● WHAT YOU NEED TO DO
Work out how many lines below hold the string "icon" and state only that figure.

** Opening PROVIDED INFORMATION block **

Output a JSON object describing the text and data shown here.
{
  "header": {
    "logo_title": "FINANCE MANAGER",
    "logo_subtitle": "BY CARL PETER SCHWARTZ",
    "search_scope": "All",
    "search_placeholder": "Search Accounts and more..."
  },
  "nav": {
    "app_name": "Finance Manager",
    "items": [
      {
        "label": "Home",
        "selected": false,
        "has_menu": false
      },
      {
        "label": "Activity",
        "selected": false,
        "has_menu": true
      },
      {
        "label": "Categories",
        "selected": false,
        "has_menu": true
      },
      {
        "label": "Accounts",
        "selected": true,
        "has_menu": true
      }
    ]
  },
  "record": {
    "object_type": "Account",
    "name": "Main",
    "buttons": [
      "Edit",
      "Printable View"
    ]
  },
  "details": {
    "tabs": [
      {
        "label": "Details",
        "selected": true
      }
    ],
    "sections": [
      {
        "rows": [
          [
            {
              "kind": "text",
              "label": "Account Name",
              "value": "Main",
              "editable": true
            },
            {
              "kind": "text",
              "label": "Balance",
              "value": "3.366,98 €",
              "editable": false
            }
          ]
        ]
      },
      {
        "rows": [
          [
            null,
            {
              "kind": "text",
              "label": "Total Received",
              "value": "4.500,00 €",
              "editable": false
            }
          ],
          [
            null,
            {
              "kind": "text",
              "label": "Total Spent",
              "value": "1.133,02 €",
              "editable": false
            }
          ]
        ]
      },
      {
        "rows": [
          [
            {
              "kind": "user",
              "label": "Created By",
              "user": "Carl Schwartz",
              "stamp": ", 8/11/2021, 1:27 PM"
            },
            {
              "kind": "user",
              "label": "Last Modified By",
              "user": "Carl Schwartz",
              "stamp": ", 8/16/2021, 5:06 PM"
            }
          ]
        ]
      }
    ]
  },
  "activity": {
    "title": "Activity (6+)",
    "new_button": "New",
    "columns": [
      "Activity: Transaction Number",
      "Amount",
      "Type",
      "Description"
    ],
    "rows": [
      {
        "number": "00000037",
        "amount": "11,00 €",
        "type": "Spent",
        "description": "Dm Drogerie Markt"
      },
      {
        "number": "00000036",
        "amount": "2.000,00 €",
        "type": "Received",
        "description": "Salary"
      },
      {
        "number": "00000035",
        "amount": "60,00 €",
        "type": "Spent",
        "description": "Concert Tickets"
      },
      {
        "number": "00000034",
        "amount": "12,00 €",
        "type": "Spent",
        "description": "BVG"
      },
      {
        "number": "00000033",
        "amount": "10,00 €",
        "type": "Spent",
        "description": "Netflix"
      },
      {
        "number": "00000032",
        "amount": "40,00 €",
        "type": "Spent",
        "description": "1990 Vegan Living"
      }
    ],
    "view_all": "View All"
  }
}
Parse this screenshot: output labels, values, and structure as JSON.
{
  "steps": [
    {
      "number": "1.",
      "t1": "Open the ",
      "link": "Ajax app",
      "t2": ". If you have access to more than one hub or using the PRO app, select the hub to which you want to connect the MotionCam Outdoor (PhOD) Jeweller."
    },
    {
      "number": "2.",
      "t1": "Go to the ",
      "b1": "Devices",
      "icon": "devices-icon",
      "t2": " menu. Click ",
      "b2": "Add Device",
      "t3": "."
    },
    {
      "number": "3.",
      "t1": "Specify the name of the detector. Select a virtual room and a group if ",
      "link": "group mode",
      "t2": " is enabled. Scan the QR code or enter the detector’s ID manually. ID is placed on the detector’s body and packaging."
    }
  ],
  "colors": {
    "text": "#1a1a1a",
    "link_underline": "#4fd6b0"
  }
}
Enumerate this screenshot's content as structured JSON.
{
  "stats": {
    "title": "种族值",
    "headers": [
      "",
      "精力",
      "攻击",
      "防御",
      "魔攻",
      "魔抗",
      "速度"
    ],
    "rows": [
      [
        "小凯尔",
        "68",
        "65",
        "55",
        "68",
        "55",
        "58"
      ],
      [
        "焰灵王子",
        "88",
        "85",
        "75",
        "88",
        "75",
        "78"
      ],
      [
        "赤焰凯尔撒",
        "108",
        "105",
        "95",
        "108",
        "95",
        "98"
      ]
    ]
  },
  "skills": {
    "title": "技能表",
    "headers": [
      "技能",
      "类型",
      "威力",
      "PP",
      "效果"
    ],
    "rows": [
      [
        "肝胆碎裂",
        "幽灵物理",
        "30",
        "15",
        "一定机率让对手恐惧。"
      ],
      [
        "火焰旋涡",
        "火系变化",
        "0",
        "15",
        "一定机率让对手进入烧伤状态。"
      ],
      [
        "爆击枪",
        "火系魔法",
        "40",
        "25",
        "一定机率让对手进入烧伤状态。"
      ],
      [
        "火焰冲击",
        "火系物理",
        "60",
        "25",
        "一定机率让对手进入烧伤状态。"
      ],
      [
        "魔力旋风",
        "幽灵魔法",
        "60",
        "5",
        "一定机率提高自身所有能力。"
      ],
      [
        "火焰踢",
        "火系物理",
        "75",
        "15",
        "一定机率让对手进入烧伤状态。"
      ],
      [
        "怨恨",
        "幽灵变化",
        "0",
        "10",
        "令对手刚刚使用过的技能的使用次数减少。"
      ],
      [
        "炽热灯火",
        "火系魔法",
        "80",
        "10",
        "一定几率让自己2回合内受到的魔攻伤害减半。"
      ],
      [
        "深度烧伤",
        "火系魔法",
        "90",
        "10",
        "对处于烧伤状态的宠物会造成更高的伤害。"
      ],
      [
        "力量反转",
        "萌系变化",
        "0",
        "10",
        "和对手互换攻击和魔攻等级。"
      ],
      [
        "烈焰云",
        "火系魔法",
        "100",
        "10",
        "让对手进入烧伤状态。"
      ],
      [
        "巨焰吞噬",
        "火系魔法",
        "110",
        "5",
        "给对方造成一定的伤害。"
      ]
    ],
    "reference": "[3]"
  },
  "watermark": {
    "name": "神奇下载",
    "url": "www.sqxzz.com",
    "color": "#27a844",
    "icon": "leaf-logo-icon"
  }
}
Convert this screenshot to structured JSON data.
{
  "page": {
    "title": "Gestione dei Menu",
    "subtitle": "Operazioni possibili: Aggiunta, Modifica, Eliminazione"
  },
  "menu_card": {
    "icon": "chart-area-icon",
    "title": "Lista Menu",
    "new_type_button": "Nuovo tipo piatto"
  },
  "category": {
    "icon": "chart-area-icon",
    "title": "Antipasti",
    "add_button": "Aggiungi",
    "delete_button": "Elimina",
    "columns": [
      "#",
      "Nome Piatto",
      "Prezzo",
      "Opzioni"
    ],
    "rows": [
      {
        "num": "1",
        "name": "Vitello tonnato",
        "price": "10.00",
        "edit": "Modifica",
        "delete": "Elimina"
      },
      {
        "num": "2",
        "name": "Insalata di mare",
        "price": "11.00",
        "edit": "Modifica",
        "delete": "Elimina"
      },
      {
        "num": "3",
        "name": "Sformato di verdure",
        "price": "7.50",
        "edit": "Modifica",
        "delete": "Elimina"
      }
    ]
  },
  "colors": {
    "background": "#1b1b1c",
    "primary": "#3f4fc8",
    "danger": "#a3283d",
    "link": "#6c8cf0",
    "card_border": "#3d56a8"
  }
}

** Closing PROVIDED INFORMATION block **

● PROBLEM SOLUTION
4